= Exercise objective =
Search the records for the string "name", then copy each line that has it.

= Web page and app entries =
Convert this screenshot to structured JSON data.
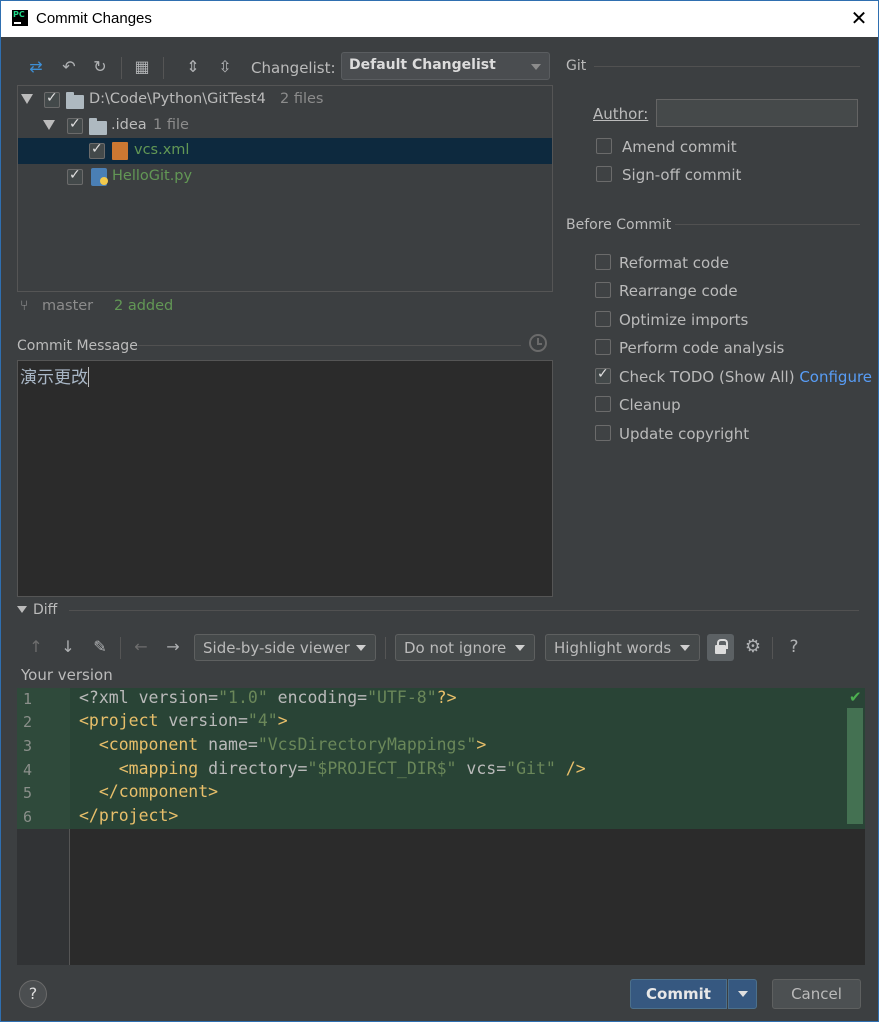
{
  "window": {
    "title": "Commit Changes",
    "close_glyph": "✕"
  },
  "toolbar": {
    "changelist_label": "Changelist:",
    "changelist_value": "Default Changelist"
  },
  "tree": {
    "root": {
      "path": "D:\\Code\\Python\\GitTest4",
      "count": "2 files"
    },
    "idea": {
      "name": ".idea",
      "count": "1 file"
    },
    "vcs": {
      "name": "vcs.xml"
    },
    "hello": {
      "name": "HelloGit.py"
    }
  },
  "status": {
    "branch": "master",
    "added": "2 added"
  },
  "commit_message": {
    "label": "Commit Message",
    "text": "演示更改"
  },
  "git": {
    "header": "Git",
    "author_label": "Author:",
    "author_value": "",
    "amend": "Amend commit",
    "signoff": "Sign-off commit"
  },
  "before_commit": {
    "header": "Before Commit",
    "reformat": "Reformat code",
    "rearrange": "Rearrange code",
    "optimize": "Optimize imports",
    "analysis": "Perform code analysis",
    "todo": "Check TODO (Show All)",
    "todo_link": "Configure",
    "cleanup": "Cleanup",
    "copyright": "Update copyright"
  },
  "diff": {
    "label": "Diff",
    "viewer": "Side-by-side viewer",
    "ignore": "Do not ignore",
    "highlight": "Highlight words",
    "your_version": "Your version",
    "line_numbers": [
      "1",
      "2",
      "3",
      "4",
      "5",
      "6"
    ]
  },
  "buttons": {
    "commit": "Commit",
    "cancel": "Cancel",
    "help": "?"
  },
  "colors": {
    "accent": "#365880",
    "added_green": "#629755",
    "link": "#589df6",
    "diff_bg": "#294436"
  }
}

= Answer to this exercise =
      "name": ".idea",
      "name": "vcs.xml"
      "name": "HelloGit.py"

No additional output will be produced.